I’ve participated in many photo shoots, always as writer, there to make sure the food looks the way it is supposed to. For this latest, however, I was not just the writer of the book, the creator of many of the recipes, the boss of the photo list, the procurer of ingredients, but the cook, the stylist, and yes, the cleaner-upper.
It’s a big job. But thanks to the photographer, Francis Hammond, widely known for his stylish and elegant books, it was one of the most fun jobs I’ve done. Seriously. Francis and I have collaborated on many an article, as comfortable tramping through pastures in the wilds of the Auvergne to get interviews and photos of cattle farmers and cheese makers as we are styling plates and pretending that a rainy day isn’t. He peppers the day with silly jokes; I laugh at them, and a good time is had by all.
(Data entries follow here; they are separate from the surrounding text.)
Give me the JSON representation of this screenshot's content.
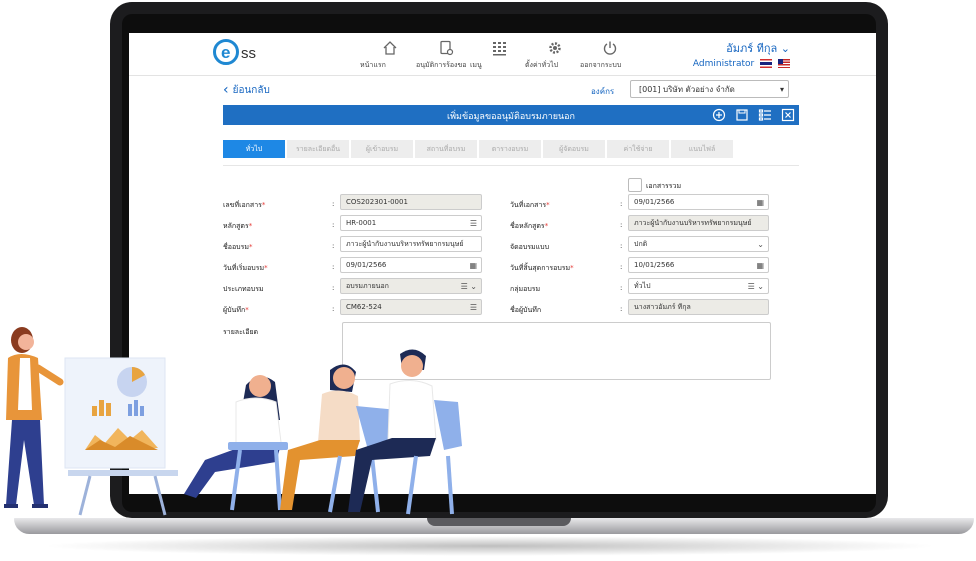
{
  "header": {
    "nav": [
      {
        "label": "หน้าแรก",
        "icon": "home-icon"
      },
      {
        "label": "อนุมัติการร้องขอ",
        "icon": "approve-document-icon"
      },
      {
        "label": "เมนู",
        "icon": "grid-menu-icon"
      },
      {
        "label": "ตั้งค่าทั่วไป",
        "icon": "gear-icon"
      },
      {
        "label": "ออกจากระบบ",
        "icon": "power-icon"
      }
    ],
    "user_name": "อัมภร์ ทีกุล",
    "user_role": "Administrator"
  },
  "toolbar": {
    "back_label": "ย้อนกลับ",
    "org_label": "องค์กร",
    "org_value": "[001] บริษัท ตัวอย่าง จำกัด"
  },
  "title": "เพิ่มข้อมูลขออนุมัติอบรมภายนอก",
  "tabs": [
    "ทั่วไป",
    "รายละเอียดอื่น",
    "ผู้เข้าอบรม",
    "สถานที่อบรม",
    "ตารางอบรม",
    "ผู้จัดอบรม",
    "ค่าใช้จ่าย",
    "แนบไฟล์"
  ],
  "form": {
    "group_doc_label": "เอกสารรวม",
    "doc_no_label": "เลขที่เอกสาร",
    "doc_no": "COS202301-0001",
    "doc_date_label": "วันที่เอกสาร",
    "doc_date": "09/01/2566",
    "course_label": "หลักสูตร",
    "course": "HR-0001",
    "course_name_label": "ชื่อหลักสูตร",
    "course_name": "ภาวะผู้นำกับงานบริหารทรัพยากรมนุษย์",
    "training_name_label": "ชื่ออบรม",
    "training_name": "ภาวะผู้นำกับงานบริหารทรัพยากรมนุษย์",
    "format_label": "จัดอบรมแบบ",
    "format": "ปกติ",
    "start_label": "วันที่เริ่มอบรม",
    "start": "09/01/2566",
    "end_label": "วันที่สิ้นสุดการอบรม",
    "end": "10/01/2566",
    "type_label": "ประเภทอบรม",
    "type": "อบรมภายนอก",
    "group_label": "กลุ่มอบรม",
    "group": "ทั่วไป",
    "recorder_label": "ผู้บันทึก",
    "recorder": "CM62-524",
    "recorder_name_label": "ชื่อผู้บันทึก",
    "recorder_name": "นางสาวอัมภร์ ทีกุล",
    "detail_label": "รายละเอียด"
  }
}
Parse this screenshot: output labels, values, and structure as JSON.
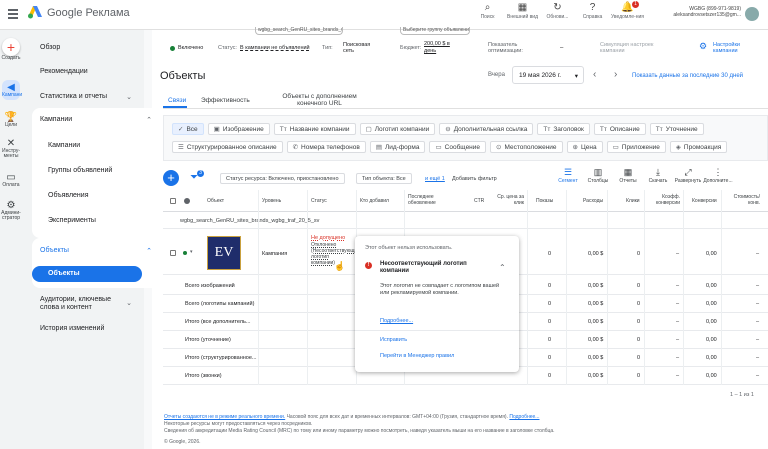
{
  "app": {
    "title": "Google Реклама"
  },
  "topbar": {
    "icons": [
      {
        "icon": "search-icon",
        "glyph": "⌕",
        "label": "Поиск"
      },
      {
        "icon": "chart-icon",
        "glyph": "▦",
        "label": "Внешний вид"
      },
      {
        "icon": "refresh-icon",
        "glyph": "↻",
        "label": "Обнови..."
      },
      {
        "icon": "help-icon",
        "glyph": "?",
        "label": "Справка"
      },
      {
        "icon": "bell-icon",
        "glyph": "🔔",
        "label": "Уведомле-ния"
      }
    ],
    "notification_count": "1",
    "account_line1": "WGBG (899-971-9819)",
    "account_line2": "aleksandrovsetszer135@gm..."
  },
  "rail": [
    {
      "icon": "plus-icon",
      "label": "Создать"
    },
    {
      "icon": "megaphone-icon",
      "label": "Кампании"
    },
    {
      "icon": "trophy-icon",
      "label": "Цели"
    },
    {
      "icon": "tools-icon",
      "label": "Инстру-менты"
    },
    {
      "icon": "billing-icon",
      "label": "Оплата"
    },
    {
      "icon": "admin-icon",
      "label": "Админи-стратор"
    }
  ],
  "sidebar": {
    "overview": "Обзор",
    "recommendations": "Рекомендации",
    "stats": "Статистика и отчеты",
    "campaigns": "Кампании",
    "campaigns_sub": [
      "Кампании",
      "Группы объявлений",
      "Объявления",
      "Эксперименты"
    ],
    "assets": "Объекты",
    "assets_active": "Объекты",
    "audiences": "Аудитории, ключевые слова и контент",
    "history": "История изменений"
  },
  "campaign_strip": {
    "tab1": "wgbg_search_GenRU_sites_brands_wgbg_traf_20_5_sv",
    "tab3": "Выберите группу объявлений",
    "status_on": "Включено",
    "status_label": "Статус:",
    "status_value": "В кампании не объявлений",
    "type_label": "Тип:",
    "type_value": "Поисковая сеть",
    "budget_label": "Бюджет:",
    "budget_value": "200,00 $ в день",
    "optimization": "Показатель оптимизации:",
    "optimization_value": "–",
    "simulate": "Симуляция настроек кампании",
    "settings": "Настройки кампании"
  },
  "page": {
    "title": "Объекты",
    "date_prefix": "Вчера",
    "date_value": "19 мая 2026 г.",
    "show_30": "Показать данные за последние 30 дней",
    "tabs": [
      "Связи",
      "Эффективность",
      "Объекты с дополнением конечного URL"
    ]
  },
  "asset_types": [
    [
      "Все",
      "Изображение",
      "Название компании",
      "Логотип компании",
      "Дополнительная ссылка",
      "Заголовок",
      "Описание",
      "Уточнение"
    ],
    [
      "Структурированное описание",
      "Номера телефонов",
      "Лид-форма",
      "Сообщение",
      "Местоположение",
      "Цена",
      "Приложение",
      "Промоакция"
    ]
  ],
  "toolbar": {
    "filter_chip1": "Статус ресурса: Включено, приостановлено",
    "filter_chip2": "Тип объекта: Все",
    "and_more": "и ещё 1",
    "add_filter": "Добавить фильтр",
    "filter_count": "3",
    "actions": [
      {
        "icon": "segment-icon",
        "label": "Сегмент"
      },
      {
        "icon": "columns-icon",
        "label": "Столбцы"
      },
      {
        "icon": "reports-icon",
        "label": "Отчеты"
      },
      {
        "icon": "download-icon",
        "label": "Скачать"
      },
      {
        "icon": "expand-icon",
        "label": "Развернуть"
      },
      {
        "icon": "more-icon",
        "label": "Дополните..."
      }
    ]
  },
  "table": {
    "headers": [
      "Объект",
      "Уровень",
      "Статус",
      "Кто добавил",
      "Последнее обновление",
      "CTR",
      "Ср. цена за клик",
      "Показы",
      "Расходы",
      "Клики",
      "Коэфф. конверсии",
      "Конверсии",
      "Стоимость/ конв."
    ],
    "campaign_name": "wgbg_search_GenRU_sites_brands_wgbg_traf_20_5_sv",
    "asset_row": {
      "logo": "EV",
      "level": "Кампания",
      "status_bad": "Не допущено",
      "status_sub": "Отклонено (Несоответствующий логотип компании)",
      "ctr": "–",
      "cpc": "–",
      "impr": "0",
      "cost": "0,00 $",
      "clicks": "0",
      "convrate": "–",
      "conv": "0,00",
      "costconv": "–"
    },
    "totals": [
      {
        "label": "Всего изображений",
        "impr": "0",
        "cost": "0,00 $",
        "clicks": "0",
        "convrate": "–",
        "conv": "0,00",
        "costconv": "–"
      },
      {
        "label": "Всего (логотипы кампаний)",
        "impr": "0",
        "cost": "0,00 $",
        "clicks": "0",
        "convrate": "–",
        "conv": "0,00",
        "costconv": "–"
      },
      {
        "label": "Итого (все дополнитель...",
        "impr": "0",
        "cost": "0,00 $",
        "clicks": "0",
        "convrate": "–",
        "conv": "0,00",
        "costconv": "–"
      },
      {
        "label": "Итого (уточнение)",
        "impr": "0",
        "cost": "0,00 $",
        "clicks": "0",
        "convrate": "–",
        "conv": "0,00",
        "costconv": "–"
      },
      {
        "label": "Итого (структурированное...",
        "impr": "0",
        "cost": "0,00 $",
        "clicks": "0",
        "convrate": "–",
        "conv": "0,00",
        "costconv": "–"
      },
      {
        "label": "Итого (звонки)",
        "impr": "0",
        "cost": "0,00 $",
        "clicks": "0",
        "convrate": "–",
        "conv": "0,00",
        "costconv": "–"
      }
    ],
    "pagination": "1 – 1 из 1"
  },
  "popup": {
    "header": "Этот объект нельзя использовать.",
    "title": "Несоответствующий логотип компании",
    "body": "Этот логотип не совпадает с логотипом вашей или рекламируемой компании.",
    "more": "Подробнее...",
    "fix": "Исправить",
    "policy": "Перейти в Менеджер правил"
  },
  "footer": {
    "line1_link": "Отчеты создаются не в режиме реального времени.",
    "line1_rest": " Часовой пояс для всех дат и временных интервалов: GMT+04:00 (Грузия, стандартное время).",
    "line1_more": "Подробнее...",
    "line2": "Некоторые ресурсы могут предоставляться через посредников.",
    "line3": "Сведения об аккредитации Media Rating Council (MRC) по тому или иному параметру можно посмотреть, наведя указатель мыши на его название в заголовке столбца.",
    "line4": "© Google, 2026."
  },
  "colors": {
    "accent": "#1a73e8",
    "error": "#d93025",
    "ok": "#188038"
  }
}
Last week we finished up a photo shoot for my upcoming book, FRENCH GRILL. Our goal was seven to ten full-fledged plate shots a day, which is ambitious. But an advantage to having worked much together is that we know what we can do.
I’m fast in the kitchen, but of course the grill will only go as quickly as it wants to, so that was the unpredictable part of the project. Francis is a professional and while he’ll adjust and focus and shift and nudge until it makes you crazy, when he gets the shot, it’s gotten and we move along. And as the days got shorter our job got, in some senses, easier because we had to quit at 7:30. No matter what.
One thing about shooting a cookbook is there is just so much food involved. This meant that at days’ end there might be a roast chicken, a shoulder of lamb, slices of sweet grilled squash or even sweeter eggplant. One day there was enough pork to make a pig, perfectly crisp potatoes, carrots sweet as candy, fillets of salmon, perfectly grilled oysters…all just waiting to be tasted. Because of course we don’t really take time for lunch; how can you when the light is available for a finite moment, and you’ve got the bar placed so high?
Oh, we snacked plenty – the grilled poundcake is too good to miss, and the perfectly tender pears that go with it just have to be eaten warm from the photo, as do the oysters that keep their warmth through the variations we shot – but it wasn’t until days end that we sat down for a meal. This meant we began early, but an early start is always a good one.
The choice of what to focus on was Pantagruelian – would it be the lamb, redolent of lemon zest and garlic? Or the salmon, with its buttery tarragon sauce? Or the chicken, bursting with citrus and rosemary? Or the fragrant choucroute that offered, among other things, crisp and smoky chunks of bacon? Or Dinner in Fifteen?
Our choice was, inevitably, the most freshly grilled morsels. And while I’d tried everything many times over, tasting them on the heels of a photo shoot, with someone who has eaten in the finest restaurants of the land, was a whole new experience. I knew the recipes more intimately because I’d not only made them taste good but look good too. And Francis was a happy and appreciative public, the books’ first. Stay Tuned.
DINNER IN FIFTEEN – SAUSAGES, VEGETABLES AND GARDEN HERBS
Don’t we all wish for recipes like this, something quick and gorgeous, a little wild and lively, that goes together in no time at all?! I know I do, and this is what I turn to. It’s so easy, so pretty, and so seasonally perfect because it takes best advantage of the lively vegetables of summer’s end. I make sure to always have rose chilling, and it goes perfectly with this dish.
ASTUCES: If you don’t have a plancha, you can cook the vegetables in a cast-iron skillet, and the sausages right on the grill. I suggest using Aidells sausages www.aidells.com or any artisanally made sausages that contain real ingredients.